Scottish conveyancing system for whom?
9 September 1997
14 January 2014
6 February 2014
19 December 2013
26 November 2013
12 November 2013
Leslie Dubow highlights some of the flaws of the Scottish conveyancing system that the Adam Smith Institute has recommended and offers some alternative solutions. Leslie Dubow is executive officer of the SPG.
A report of the Adam Smith Institute on the house-selling process is said to recommend adopting the Scottish legal process whereby buyers and sellers enter into a binding contract at an earlier stage than they do in England and Wales.
While the introduction of such a system would be to the advantage of conveyancing solicitors who would become the first point of contact for any client who wanted to buy or sell a property, the Solicitors' Property Group (SPG) is not sure that it would work to the consumers' advantage in the market south of the border.
This is because the public expects to coincide its sales and purchases. There are a number of reasons why things are different in Scotland. The Scots have a smaller housing market, a lower percentage of the population are owner-occupiers, they have a larger rental market and Scottish banks are more willing to consider open-ended bridging loans.
ln Scotland, sellers will move into rented accommodation or with relatives if they have not yet completed their purchase. The alternative is to take out a bridging loan. There are considerable risks in doing this before you have found a buyer for your own home. During the recent recession clients who had done so found themselves paying very high interest rates for several years before they were able to sell their own house and pay off the loan. Quite a few ended up poorer but somewhat the wiser for the experience.
The SPG believes the conveyancing process should be more transparent. The outdated legal doctrine of "let the buyer beware" should be abolished and replaced by an obligation of full disclosure. Only if this were done could the suggested production of property log books and seller-funded surveys be made to work.
If at the same time institutional lenders could be persuaded to provide prospective buyers with a mortgage status report certifying that, subject to the production of a satisfactory survey report, they will qualify for a loan of a stated fixed amount that would go a long way to speeding up the process.
It is misleading to imply that the introduction of the Scottish house purchase system would solve the problems caused by gazumping and gazundering.

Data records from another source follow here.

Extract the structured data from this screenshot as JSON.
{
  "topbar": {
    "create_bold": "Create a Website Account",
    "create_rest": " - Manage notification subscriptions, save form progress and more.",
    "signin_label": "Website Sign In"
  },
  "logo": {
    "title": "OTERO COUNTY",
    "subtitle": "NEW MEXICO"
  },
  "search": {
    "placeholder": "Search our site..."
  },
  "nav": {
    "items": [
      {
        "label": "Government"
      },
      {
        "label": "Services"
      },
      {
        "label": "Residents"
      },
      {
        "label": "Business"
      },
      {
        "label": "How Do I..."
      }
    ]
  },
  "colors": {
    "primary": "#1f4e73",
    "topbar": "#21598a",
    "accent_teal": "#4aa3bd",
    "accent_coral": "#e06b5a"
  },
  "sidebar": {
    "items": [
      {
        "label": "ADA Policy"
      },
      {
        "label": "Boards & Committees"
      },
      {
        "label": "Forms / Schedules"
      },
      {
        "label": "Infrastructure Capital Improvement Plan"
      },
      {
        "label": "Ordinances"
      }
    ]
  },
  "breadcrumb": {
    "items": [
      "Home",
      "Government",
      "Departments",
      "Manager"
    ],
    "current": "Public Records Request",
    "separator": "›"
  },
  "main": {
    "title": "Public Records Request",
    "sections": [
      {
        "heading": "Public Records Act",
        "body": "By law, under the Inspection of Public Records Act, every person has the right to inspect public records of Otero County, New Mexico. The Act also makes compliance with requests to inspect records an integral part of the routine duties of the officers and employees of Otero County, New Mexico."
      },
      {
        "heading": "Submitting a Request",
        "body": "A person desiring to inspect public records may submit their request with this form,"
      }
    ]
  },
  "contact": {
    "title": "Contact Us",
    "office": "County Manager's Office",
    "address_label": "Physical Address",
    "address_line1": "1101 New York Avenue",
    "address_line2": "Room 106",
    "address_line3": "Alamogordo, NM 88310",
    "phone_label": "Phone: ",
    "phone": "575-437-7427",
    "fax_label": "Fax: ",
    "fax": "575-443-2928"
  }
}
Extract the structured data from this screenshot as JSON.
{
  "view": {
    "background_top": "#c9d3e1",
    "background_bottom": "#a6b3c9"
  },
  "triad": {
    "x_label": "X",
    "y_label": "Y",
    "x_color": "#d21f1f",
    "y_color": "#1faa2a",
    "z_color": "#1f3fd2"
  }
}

In the Scottish system, prospective purchasers have to consult their solicitors at a much earlier stage and to compete with others for a property. As only one buyer can be successful for each property the unsuccessful bidders will have irrecoverable expenses.

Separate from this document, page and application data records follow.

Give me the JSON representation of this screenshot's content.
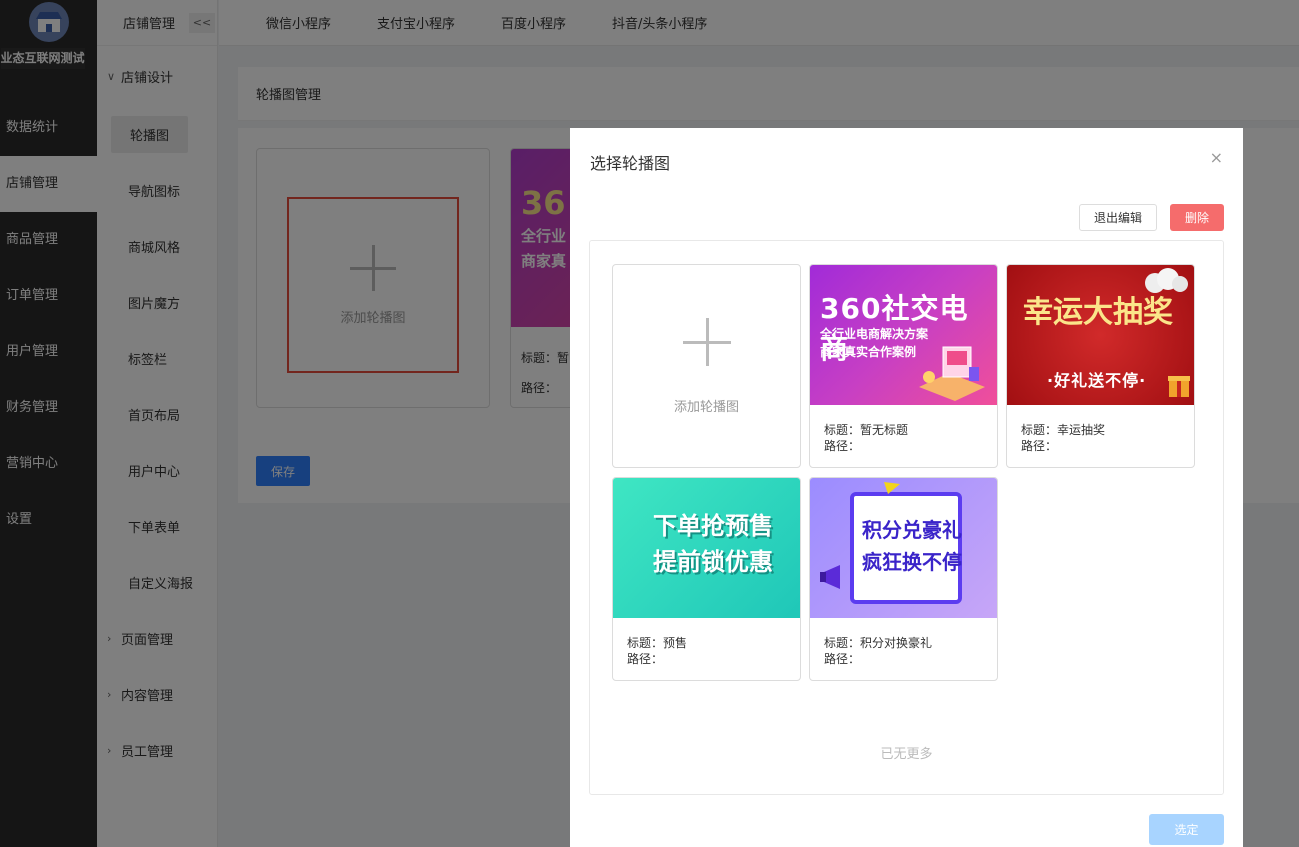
{
  "sidebar": {
    "shop_name": "业态互联网测试",
    "items": [
      {
        "label": "数据统计"
      },
      {
        "label": "店铺管理"
      },
      {
        "label": "商品管理"
      },
      {
        "label": "订单管理"
      },
      {
        "label": "用户管理"
      },
      {
        "label": "财务管理"
      },
      {
        "label": "营销中心"
      },
      {
        "label": "设置"
      }
    ],
    "active_index": 1
  },
  "subbar": {
    "header": "店铺管理",
    "collapse_label": "<<",
    "group_design": "店铺设计",
    "items": [
      {
        "label": "轮播图"
      },
      {
        "label": "导航图标"
      },
      {
        "label": "商城风格"
      },
      {
        "label": "图片魔方"
      },
      {
        "label": "标签栏"
      },
      {
        "label": "首页布局"
      },
      {
        "label": "用户中心"
      },
      {
        "label": "下单表单"
      },
      {
        "label": "自定义海报"
      }
    ],
    "groups_collapsed": [
      {
        "label": "页面管理"
      },
      {
        "label": "内容管理"
      },
      {
        "label": "员工管理"
      }
    ]
  },
  "topbar": {
    "tabs": [
      {
        "label": "微信小程序"
      },
      {
        "label": "支付宝小程序"
      },
      {
        "label": "百度小程序"
      },
      {
        "label": "抖音/头条小程序"
      }
    ]
  },
  "main": {
    "panel_title": "轮播图管理",
    "add_label": "添加轮播图",
    "bg_card": {
      "banner_big": "36",
      "banner_line1": "全行业",
      "banner_line2": "商家真",
      "title_label": "标题：暂",
      "path_label": "路径："
    },
    "save_label": "保存"
  },
  "modal": {
    "title": "选择轮播图",
    "close": "×",
    "exit_edit_label": "退出编辑",
    "delete_label": "删除",
    "add_label": "添加轮播图",
    "cards": [
      {
        "banner_title": "360社交电商",
        "banner_line1": "全行业电商解决方案",
        "banner_line2": "商家真实合作案例",
        "title_text": "标题：暂无标题",
        "path_text": "路径："
      },
      {
        "banner_title": "幸运大抽奖",
        "banner_line1": "·好礼送不停·",
        "title_text": "标题：幸运抽奖",
        "path_text": "路径："
      },
      {
        "banner_line1": "下单抢预售",
        "banner_line2": "提前锁优惠",
        "title_text": "标题：预售",
        "path_text": "路径："
      },
      {
        "banner_line1": "积分兑豪礼",
        "banner_line2": "疯狂换不停",
        "title_text": "标题：积分对换豪礼",
        "path_text": "路径："
      }
    ],
    "no_more": "已无更多",
    "confirm_label": "选定"
  }
}
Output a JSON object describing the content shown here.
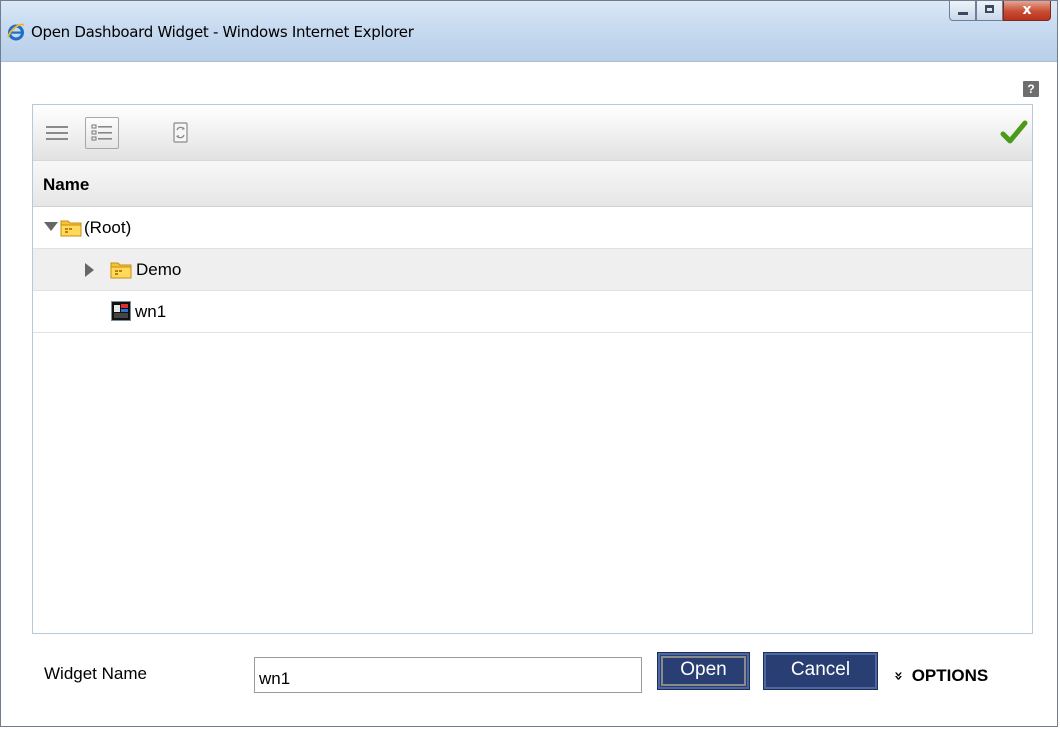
{
  "window": {
    "title": "Open Dashboard Widget - Windows Internet Explorer",
    "close_glyph": "x"
  },
  "help": {
    "label": "?"
  },
  "toolbar": {
    "icons": [
      "list-view-icon",
      "detail-view-icon",
      "refresh-icon",
      "confirm-check-icon"
    ],
    "accent_check_color": "#4c9a1a"
  },
  "table": {
    "column_header": "Name",
    "rows": [
      {
        "label": "(Root)",
        "type": "folder",
        "expanded": true
      },
      {
        "label": "Demo",
        "type": "folder",
        "expanded": false
      },
      {
        "label": "wn1",
        "type": "widget"
      }
    ]
  },
  "footer": {
    "widget_name_label": "Widget Name",
    "widget_name_value": "wn1",
    "open_label": "Open",
    "cancel_label": "Cancel",
    "options_glyph": "»",
    "options_label": "OPTIONS"
  },
  "colors": {
    "button_bg": "#293f73",
    "titlebar": "#c7daf0",
    "folder": "#f2c53d"
  }
}
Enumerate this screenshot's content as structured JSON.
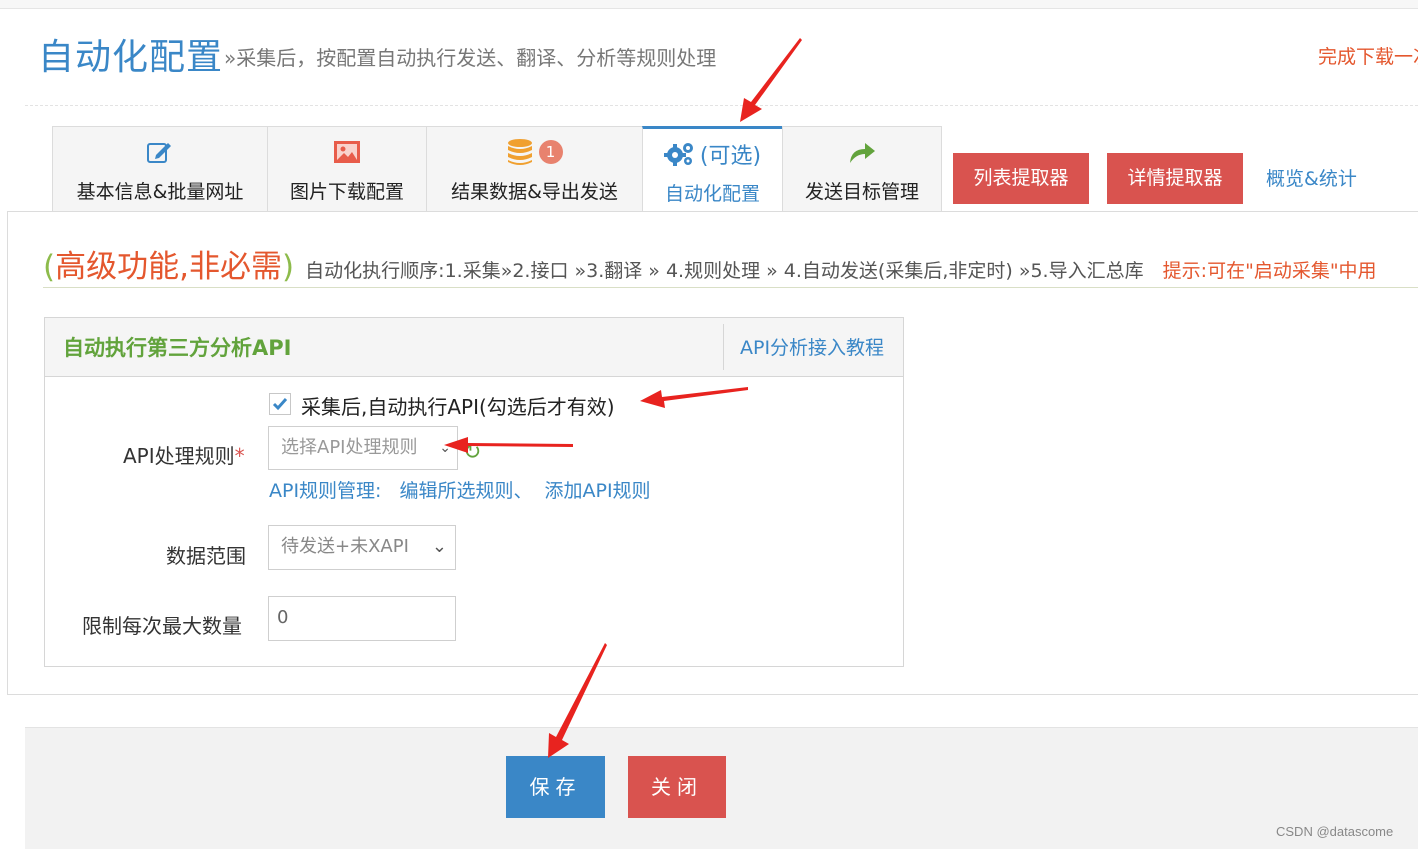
{
  "header": {
    "title": "自动化配置",
    "subtitle": "»采集后，按配置自动执行发送、翻译、分析等规则处理",
    "right_link": "完成下载一次"
  },
  "tabs": [
    {
      "label": "基本信息&批量网址",
      "icon": "edit-icon"
    },
    {
      "label": "图片下载配置",
      "icon": "image-icon"
    },
    {
      "label": "结果数据&导出发送",
      "icon": "database-icon",
      "badge": "1"
    },
    {
      "label": "自动化配置",
      "icon": "gears-icon",
      "sub": "(可选)",
      "active": true
    },
    {
      "label": "发送目标管理",
      "icon": "share-arrow-icon"
    }
  ],
  "actions": {
    "list_extractor": "列表提取器",
    "detail_extractor": "详情提取器",
    "overview": "概览&统计"
  },
  "advanced": {
    "title_open": "(",
    "title": "高级功能,非必需",
    "title_close": ")",
    "order": "自动化执行顺序:1.采集»2.接口 »3.翻译 » 4.规则处理 » 4.自动发送(采集后,非定时) »5.导入汇总库",
    "tip": "提示:可在\"启动采集\"中用"
  },
  "panel": {
    "title": "自动执行第三方分析API",
    "tutorial_link": "API分析接入教程",
    "checkbox_label": "采集后,自动执行API(勾选后才有效)",
    "checkbox_checked": true,
    "api_rule_label": "API处理规则",
    "required_mark": "*",
    "api_rule_placeholder": "选择API处理规则",
    "rule_manage_label": "API规则管理:",
    "edit_rule_link": "编辑所选规则、",
    "add_rule_link": "添加API规则",
    "data_range_label": "数据范围",
    "data_range_value": "待发送+未XAPI",
    "max_count_label": "限制每次最大数量",
    "max_count_value": "0"
  },
  "footer": {
    "save": "保存",
    "close": "关闭"
  },
  "watermark": "CSDN @datascome",
  "colors": {
    "primary": "#3a87c7",
    "danger": "#d9534f",
    "success": "#62a33c",
    "warning_text": "#e4572e"
  }
}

In effect all that has been avoided is the use of the emotive words "gazumping" and "gazundering". It is surprising that the Adam Smith Institute which presumably believes in a free market economy does not understand that the law of supply and demand affects the sale price of a house as much as any other commodity.

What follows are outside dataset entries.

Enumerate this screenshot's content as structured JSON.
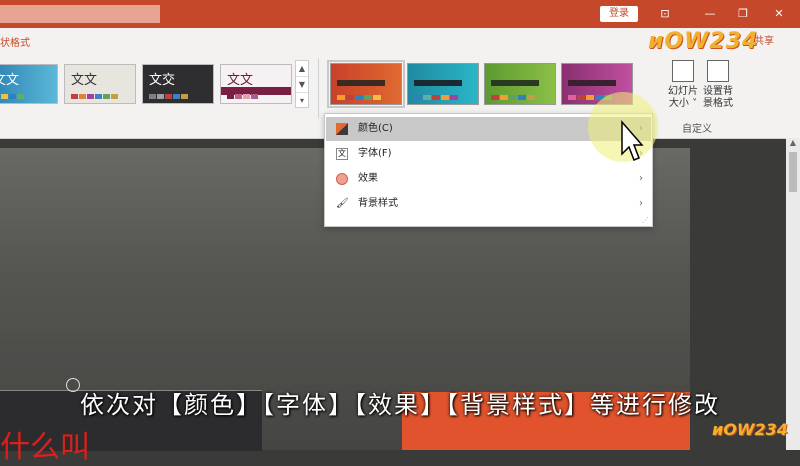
{
  "titlebar": {
    "login_label": "登录",
    "controls": [
      "⊡",
      "—",
      "❐",
      "✕"
    ]
  },
  "ribbon": {
    "tab_label": "状格式",
    "share_label": "共享",
    "theme_texts": [
      "文文",
      "文文",
      "文交",
      "文文"
    ],
    "custom_label": "自定义",
    "buttons": [
      {
        "label": "幻灯片\n大小 ˅"
      },
      {
        "label": "设置背\n景格式"
      }
    ]
  },
  "colors": {
    "accent": "#c6482a",
    "variant1": "#d9532b",
    "variant2": "#2aa8b5",
    "variant3": "#7cb342",
    "variant4": "#b3418d"
  },
  "menu": {
    "items": [
      {
        "label": "颜色(C)",
        "icon": "palette-icon",
        "has_submenu": true
      },
      {
        "label": "字体(F)",
        "icon": "font-icon",
        "has_submenu": false
      },
      {
        "label": "效果",
        "icon": "effects-icon",
        "has_submenu": true
      },
      {
        "label": "背景样式",
        "icon": "background-style-icon",
        "has_submenu": true
      }
    ]
  },
  "logo_text": "ᴎOW234",
  "caption": "依次对【颜色】【字体】【效果】【背景样式】等进行修改",
  "slide_text": "什么叫"
}
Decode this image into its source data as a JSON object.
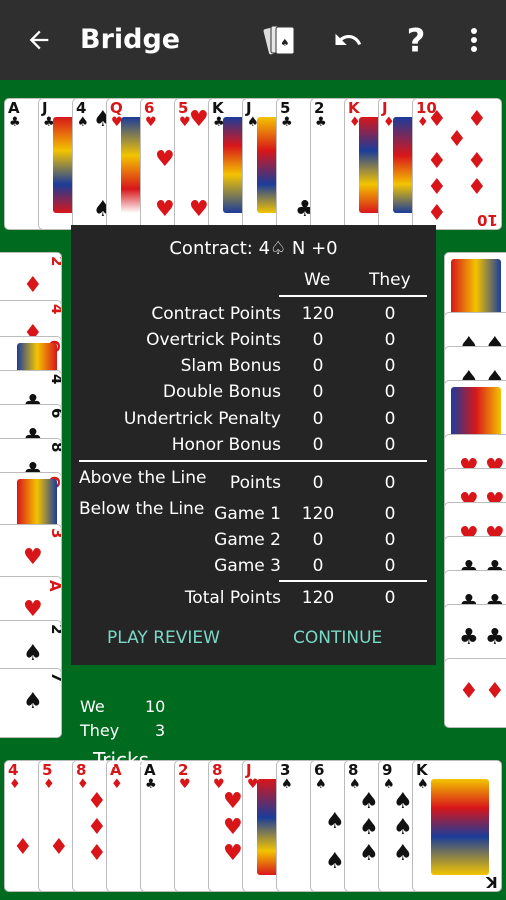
{
  "app": {
    "title": "Bridge"
  },
  "icons": [
    "back-arrow-icon",
    "cards-icon",
    "undo-icon",
    "help-icon",
    "overflow-menu-icon"
  ],
  "contract": {
    "prefix": "Contract: 4",
    "suit_symbol": "♤",
    "suffix": "N +0"
  },
  "score": {
    "col_we": "We",
    "col_they": "They",
    "rows": [
      {
        "label": "Contract Points",
        "we": "120",
        "they": "0"
      },
      {
        "label": "Overtrick Points",
        "we": "0",
        "they": "0"
      },
      {
        "label": "Slam Bonus",
        "we": "0",
        "they": "0"
      },
      {
        "label": "Double Bonus",
        "we": "0",
        "they": "0"
      },
      {
        "label": "Undertrick Penalty",
        "we": "0",
        "they": "0"
      },
      {
        "label": "Honor Bonus",
        "we": "0",
        "they": "0"
      }
    ],
    "above_line": {
      "label": "Above the Line",
      "sub": "Points",
      "we": "0",
      "they": "0"
    },
    "below_line": {
      "label": "Below the Line",
      "games": [
        {
          "label": "Game 1",
          "we": "120",
          "they": "0"
        },
        {
          "label": "Game 2",
          "we": "0",
          "they": "0"
        },
        {
          "label": "Game 3",
          "we": "0",
          "they": "0"
        }
      ]
    },
    "total": {
      "label": "Total Points",
      "we": "120",
      "they": "0"
    }
  },
  "buttons": {
    "play_review": "PLAY REVIEW",
    "continue": "CONTINUE"
  },
  "tricks": {
    "title": "Tricks",
    "we_label": "We",
    "we_value": "10",
    "they_label": "They",
    "they_value": "3"
  },
  "colors": {
    "felt": "#006a1f",
    "appbar": "#2f2f2f",
    "dialog": "#252525",
    "accent": "#7ad9c6",
    "red_suit": "#d8161a"
  }
}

If a number of people are competing for one property that will force the price up. If there is no competition, an astute purchaser may be able to negotiate the price downwards. It is simply a question of market forces.
There are two ways of trying to prevent this; one is a pre-contract deposit agreement where the deposit will be forfeited if either party withdraws unreasonably and the other is a lock-out agreement whereby the seller agrees to give the buyer a clear run at a fixed price provided that contracts are exchanged within an agreed period.
The drawback in both cases is that they depend on a mutual agreement being reached between the parties.
If the law were to intervene and to impose a premature binding contract, then in a rising market sellers would simply delay accepting an offer inviting purchasers in the meantime to compete and spend money on surveyors' and solicitors' fees; and in a falling market buyers would delay, hoping to force down the price.
In conclusion, the SPG does not believe that the Scottish conveyancing system can easily transpose to England and Wales. Its introduction would not resolve the problem of disappointed buyers being out of pocket for surveyors and solicitors fees. The solution as we see it is:
The abolition of "buyer beware" (a prerequisite for the following items).
A requirement for full advance disclosure by sellers (in a property log book).
Sellers to provide the survey report (from an independent surveyor).
Lenders shall pre-qualify prospective borrowers for loans (subject to a satisfactory independent survey).
The SPG is meeting the housing minister's principal private secretary today (9 September) to discuss the points raised.